‘Giving Tuesday’ Is No Match for Black Friday

Charities want to reserve a day for donating at a time of year when people are buying more stuff.

Paul J. Richards / AFP / Getty

First, there was Thanksgiving. Then, a few decades ago, Black Friday came along. Next came Cyber Monday, which debuted in the ’00s. Then, a few years ago, came a day decidedly not about consumption: Giving Tuesday, a “global day of giving” that is celebrated (mostly on social media) the Tuesday after Thanksgiving. Allison Janney celebrates it. So do Bill Gates, Jill Biden, and a host of other public figures.

Last year, charities big and small raised $180 million on Giving Tuesday, according to the 92nd Street Y, the organization behind the day. That’s a significant increase from 2015’s $116 million. This year, as per projections from the nonprofit consultancy Whole Whale, that number will likely grow to more than $200 million. Charities and nonprofits in more than 100 countries will take part in the effort, and organizations that have used the day as an occasion to launch an end-of-year campaign have seen significant increases in donations on the season.

That’s not bad for a holiday that’s been around only since 2012. Giving Tuesday was initially conceived by Henry Timms, now the chief executive director of New York’s 92nd Street Y, in partnership with the United Nations Foundation. It was intended to counter the shopping frenzy that’s increasingly come to pass for the holiday spirit. “It originally followed Black Friday and Cyber Monday here in the United States, as a day to think about giving back after two days of consuming,” explains Asha Curran, the chief innovation officer and the director of the Belfer Center for Innovation and Social Impact at the 92nd Street Y.

Giving Tuesday also takes advantage of a reality in the world of charitable giving: Just under 25 percent of all donations received annually will be given in the roughly five-week period between Thanksgiving and New Year’s, according to the Center for Philanthropy at Indiana University. For a not-unsubstantial 16 percent of organizations, giving in the final months of the year will account for half of contributions received.

There is another insight that drives the still-nascent day as well: According to Curran, the most common reason people donate money to a charity is because a friend solicited them to do so. Giving Tuesday takes that idea and updates it for the age of social media: Organizations solicit bids with the hashtag #GivingTuesday and, in turn, those who donated are urged to share too. “People are taking peer-to-peer fundraising online, and they are doing it in the form of saying, ‘I made this donation,’” Curran observed. “That’s a really powerful force for raising more money or attention or awareness for a cause.”

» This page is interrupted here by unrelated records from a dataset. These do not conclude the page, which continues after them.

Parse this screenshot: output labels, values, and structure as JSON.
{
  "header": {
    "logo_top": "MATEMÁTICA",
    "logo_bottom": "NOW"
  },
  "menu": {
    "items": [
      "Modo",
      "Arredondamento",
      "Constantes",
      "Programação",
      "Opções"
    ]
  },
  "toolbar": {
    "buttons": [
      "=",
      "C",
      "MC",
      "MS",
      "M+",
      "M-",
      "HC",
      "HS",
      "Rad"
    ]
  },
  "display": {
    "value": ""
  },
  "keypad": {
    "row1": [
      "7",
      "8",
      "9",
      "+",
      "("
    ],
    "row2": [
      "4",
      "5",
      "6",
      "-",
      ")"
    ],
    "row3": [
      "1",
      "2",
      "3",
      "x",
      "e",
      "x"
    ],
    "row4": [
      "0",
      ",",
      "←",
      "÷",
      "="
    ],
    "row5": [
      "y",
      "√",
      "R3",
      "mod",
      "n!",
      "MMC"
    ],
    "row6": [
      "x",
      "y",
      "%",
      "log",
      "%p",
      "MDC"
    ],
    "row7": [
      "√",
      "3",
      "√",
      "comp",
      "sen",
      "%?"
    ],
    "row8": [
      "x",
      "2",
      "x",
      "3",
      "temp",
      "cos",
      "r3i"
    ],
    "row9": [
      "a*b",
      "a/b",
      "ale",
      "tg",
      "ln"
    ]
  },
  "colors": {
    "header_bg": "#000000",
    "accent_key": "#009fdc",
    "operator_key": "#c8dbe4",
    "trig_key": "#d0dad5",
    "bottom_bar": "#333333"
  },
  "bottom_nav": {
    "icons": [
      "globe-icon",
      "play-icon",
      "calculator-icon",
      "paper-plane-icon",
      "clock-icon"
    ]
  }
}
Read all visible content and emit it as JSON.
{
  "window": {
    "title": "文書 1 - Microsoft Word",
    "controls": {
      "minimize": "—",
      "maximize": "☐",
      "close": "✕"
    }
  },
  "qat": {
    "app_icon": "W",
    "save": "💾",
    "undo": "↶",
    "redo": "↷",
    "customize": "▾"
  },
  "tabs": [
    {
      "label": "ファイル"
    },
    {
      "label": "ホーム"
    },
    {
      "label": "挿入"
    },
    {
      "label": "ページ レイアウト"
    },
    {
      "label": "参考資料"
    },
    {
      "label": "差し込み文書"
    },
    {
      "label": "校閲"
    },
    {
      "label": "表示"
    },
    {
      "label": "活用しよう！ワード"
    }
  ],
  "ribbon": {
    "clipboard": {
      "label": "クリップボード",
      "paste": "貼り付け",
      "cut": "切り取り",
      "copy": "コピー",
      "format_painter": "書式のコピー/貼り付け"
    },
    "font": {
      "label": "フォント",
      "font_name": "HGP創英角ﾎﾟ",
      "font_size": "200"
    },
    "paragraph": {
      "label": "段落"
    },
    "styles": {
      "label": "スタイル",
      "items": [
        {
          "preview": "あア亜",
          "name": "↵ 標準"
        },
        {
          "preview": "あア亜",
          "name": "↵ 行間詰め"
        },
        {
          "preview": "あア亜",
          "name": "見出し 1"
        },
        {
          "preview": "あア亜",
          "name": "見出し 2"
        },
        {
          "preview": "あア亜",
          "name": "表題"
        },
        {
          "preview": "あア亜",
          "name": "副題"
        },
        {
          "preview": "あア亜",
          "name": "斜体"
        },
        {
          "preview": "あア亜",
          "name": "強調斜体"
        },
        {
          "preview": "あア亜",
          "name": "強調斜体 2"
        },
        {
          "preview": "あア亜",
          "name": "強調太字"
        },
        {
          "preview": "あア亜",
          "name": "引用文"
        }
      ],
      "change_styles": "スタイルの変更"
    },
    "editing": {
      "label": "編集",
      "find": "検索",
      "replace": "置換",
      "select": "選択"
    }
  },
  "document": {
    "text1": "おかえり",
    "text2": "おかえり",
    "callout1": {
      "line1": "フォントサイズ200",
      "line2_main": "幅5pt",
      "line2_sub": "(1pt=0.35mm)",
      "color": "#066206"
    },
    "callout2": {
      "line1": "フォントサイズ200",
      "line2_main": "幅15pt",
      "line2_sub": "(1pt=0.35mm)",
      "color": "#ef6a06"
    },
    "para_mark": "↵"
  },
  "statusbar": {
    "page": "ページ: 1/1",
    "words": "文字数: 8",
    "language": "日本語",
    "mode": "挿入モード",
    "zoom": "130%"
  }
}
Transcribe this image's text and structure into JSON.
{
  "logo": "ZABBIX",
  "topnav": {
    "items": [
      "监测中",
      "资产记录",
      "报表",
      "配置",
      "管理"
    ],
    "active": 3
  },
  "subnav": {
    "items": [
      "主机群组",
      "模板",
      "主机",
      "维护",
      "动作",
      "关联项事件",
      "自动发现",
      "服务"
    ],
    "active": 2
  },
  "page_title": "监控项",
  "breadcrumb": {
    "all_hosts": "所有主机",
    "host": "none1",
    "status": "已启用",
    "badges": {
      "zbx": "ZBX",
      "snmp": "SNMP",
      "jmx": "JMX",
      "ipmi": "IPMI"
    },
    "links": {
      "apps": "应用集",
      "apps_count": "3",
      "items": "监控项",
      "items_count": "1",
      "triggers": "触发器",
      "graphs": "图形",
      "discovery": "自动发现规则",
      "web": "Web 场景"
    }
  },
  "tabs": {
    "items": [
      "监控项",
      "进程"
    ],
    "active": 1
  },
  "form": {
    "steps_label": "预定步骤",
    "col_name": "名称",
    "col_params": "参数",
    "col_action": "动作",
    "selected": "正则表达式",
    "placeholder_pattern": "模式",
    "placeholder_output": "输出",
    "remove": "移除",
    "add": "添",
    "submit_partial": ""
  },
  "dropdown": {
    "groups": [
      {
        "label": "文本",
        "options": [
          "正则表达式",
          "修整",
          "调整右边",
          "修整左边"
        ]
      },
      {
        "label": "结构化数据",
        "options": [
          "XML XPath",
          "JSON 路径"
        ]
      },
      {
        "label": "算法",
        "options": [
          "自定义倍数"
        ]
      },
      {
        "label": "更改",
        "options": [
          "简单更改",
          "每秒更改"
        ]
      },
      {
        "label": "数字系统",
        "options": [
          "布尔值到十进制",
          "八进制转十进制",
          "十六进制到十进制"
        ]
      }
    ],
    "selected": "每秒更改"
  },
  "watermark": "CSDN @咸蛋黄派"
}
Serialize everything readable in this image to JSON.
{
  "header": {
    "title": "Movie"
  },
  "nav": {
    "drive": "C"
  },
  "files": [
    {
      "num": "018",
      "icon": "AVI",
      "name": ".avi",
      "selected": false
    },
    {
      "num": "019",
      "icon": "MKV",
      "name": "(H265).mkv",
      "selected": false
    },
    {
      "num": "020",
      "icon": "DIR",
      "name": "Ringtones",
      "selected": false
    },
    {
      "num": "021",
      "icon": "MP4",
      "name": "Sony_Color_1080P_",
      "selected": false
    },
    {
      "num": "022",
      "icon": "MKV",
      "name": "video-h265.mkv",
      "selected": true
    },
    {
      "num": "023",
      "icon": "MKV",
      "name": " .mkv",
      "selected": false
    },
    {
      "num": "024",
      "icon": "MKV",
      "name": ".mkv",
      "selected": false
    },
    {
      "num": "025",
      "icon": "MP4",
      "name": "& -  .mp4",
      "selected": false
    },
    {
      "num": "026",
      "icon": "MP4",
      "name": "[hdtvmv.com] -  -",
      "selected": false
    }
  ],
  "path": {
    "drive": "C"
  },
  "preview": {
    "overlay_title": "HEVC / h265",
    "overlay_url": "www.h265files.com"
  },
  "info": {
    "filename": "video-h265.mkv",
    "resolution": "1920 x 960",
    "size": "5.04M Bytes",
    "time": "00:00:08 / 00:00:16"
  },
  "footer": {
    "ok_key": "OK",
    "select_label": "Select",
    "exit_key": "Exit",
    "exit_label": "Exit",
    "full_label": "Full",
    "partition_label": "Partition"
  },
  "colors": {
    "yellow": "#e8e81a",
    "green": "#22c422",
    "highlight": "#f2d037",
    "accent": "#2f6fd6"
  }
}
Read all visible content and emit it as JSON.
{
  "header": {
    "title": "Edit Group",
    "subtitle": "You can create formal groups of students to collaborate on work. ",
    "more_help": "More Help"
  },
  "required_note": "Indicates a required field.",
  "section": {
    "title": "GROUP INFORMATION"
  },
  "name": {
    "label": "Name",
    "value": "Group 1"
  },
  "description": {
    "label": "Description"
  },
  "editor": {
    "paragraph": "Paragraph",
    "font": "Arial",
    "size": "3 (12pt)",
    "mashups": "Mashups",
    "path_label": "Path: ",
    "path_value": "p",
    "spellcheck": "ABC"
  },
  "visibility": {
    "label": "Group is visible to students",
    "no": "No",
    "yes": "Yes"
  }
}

Giving Tuesday, in other words, takes the oft-derided concept of virtue signaling and puts it to good use. Of course, the Giving Tuesday campaign is hardly alone on this—a study published in Nature magazine in 2012 demonstrated that Facebook’s Election Day “I Voted” feature increased voter turnout.

Nonetheless, Giving Tuesday’s importance shouldn’t be overstated. This year’s estimated $200 million charitable haul may sound significant, but it is tiny compared with the estimated $5 billion consumers spent on Black Friday, never mind the entire holiday season. And Giving Tuesday is not, on its own, significantly boosting overall charitable giving in the United States, which remains just a tick higher than 2 percent of the gross domestic product. It also can’t disguise the fact that many people are giving less to charity than in the past. When the Institute for Policy Studies, a left-leaning think tank, studied the issue, it discovered that although those with six-figure incomes and higher upped their charitable donations over the past decade, households with less money coming in cut their giving by about a third, something the researchers mainly attributed to “economic inequality and insecurity.”

However, in the longer run, it’s possible Giving Tuesday could help counter (but probably won’t reverse) these trends and raise overall giving. The majority of the day’s donations are made by “small-dollar” donors, as they are known in the philanthropic sector. According to the day’s backers, the mean donation made on Giving Tuesday in 2016 was for $107.69. “We are placing a particular investment in what we might call everyday givers,” Curran says.

And there is lots of room for growth. According to a Harris survey conducted shortly prior to 2016’s Giving Tuesday, three-quarters of Americans still don’t have a clue the day exists. But another poll, this one conducted by Ipsos shortly after last year’s Giving Tuesday event, found that 62 percent of those aware of the day say it inspired more giving.

That makes sense. Giving Tuesday offers people a way to feel a little less guilty about the stuff they’ve already bought and the stuff they plan to buy before year’s end. If charities can benefit from that, it’s most certainly a day worth celebrating.